Exercise description:
Nothing in the data is to be left out; copy it exactly.

Data to use:
>>>>>

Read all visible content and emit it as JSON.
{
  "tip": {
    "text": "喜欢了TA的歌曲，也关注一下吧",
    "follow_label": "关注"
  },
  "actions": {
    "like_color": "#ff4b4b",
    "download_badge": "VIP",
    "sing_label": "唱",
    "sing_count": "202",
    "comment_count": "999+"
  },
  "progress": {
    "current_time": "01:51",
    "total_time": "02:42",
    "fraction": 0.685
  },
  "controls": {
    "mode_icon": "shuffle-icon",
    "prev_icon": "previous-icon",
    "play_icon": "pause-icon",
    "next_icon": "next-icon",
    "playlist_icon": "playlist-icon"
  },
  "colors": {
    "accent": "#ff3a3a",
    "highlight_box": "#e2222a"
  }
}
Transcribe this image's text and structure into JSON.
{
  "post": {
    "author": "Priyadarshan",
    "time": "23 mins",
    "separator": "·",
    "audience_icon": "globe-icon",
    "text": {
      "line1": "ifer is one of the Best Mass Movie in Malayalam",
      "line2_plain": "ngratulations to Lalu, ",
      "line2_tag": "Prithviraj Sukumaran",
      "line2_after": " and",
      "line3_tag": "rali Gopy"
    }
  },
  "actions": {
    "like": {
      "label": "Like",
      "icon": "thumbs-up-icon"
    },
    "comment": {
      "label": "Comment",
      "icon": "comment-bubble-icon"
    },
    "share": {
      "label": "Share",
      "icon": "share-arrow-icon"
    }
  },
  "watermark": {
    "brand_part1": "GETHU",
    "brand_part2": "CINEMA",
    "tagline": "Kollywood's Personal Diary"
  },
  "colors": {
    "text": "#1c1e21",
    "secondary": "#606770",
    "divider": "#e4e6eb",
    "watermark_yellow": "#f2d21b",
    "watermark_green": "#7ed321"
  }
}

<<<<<

Output of the exercise:
Read all visible content and emit it as JSON.
{
  "tip": {
    "text": "喜欢了TA的歌曲，也关注一下吧",
    "follow_label": "关注"
  },
  "actions": {
    "like_color": "#ff4b4b",
    "download_badge": "VIP",
    "sing_label": "唱",
    "sing_count": "202",
    "comment_count": "999+"
  },
  "progress": {
    "current_time": "01:51",
    "total_time": "02:42",
    "fraction": 0.685
  },
  "controls": {
    "mode_icon": "shuffle-icon",
    "prev_icon": "previous-icon",
    "play_icon": "pause-icon",
    "next_icon": "next-icon",
    "playlist_icon": "playlist-icon"
  },
  "colors": {
    "accent": "#ff3a3a",
    "highlight_box": "#e2222a"
  }
}
Transcribe this image's text and structure into JSON.
{
  "post": {
    "author": "Priyadarshan",
    "time": "23 mins",
    "separator": "·",
    "audience_icon": "globe-icon",
    "text": {
      "line1": "ifer is one of the Best Mass Movie in Malayalam",
      "line2_plain": "ngratulations to Lalu, ",
      "line2_tag": "Prithviraj Sukumaran",
      "line2_after": " and",
      "line3_tag": "rali Gopy"
    }
  },
  "actions": {
    "like": {
      "label": "Like",
      "icon": "thumbs-up-icon"
    },
    "comment": {
      "label": "Comment",
      "icon": "comment-bubble-icon"
    },
    "share": {
      "label": "Share",
      "icon": "share-arrow-icon"
    }
  },
  "watermark": {
    "brand_part1": "GETHU",
    "brand_part2": "CINEMA",
    "tagline": "Kollywood's Personal Diary"
  },
  "colors": {
    "text": "#1c1e21",
    "secondary": "#606770",
    "divider": "#e4e6eb",
    "watermark_yellow": "#f2d21b",
    "watermark_green": "#7ed321"
  }
}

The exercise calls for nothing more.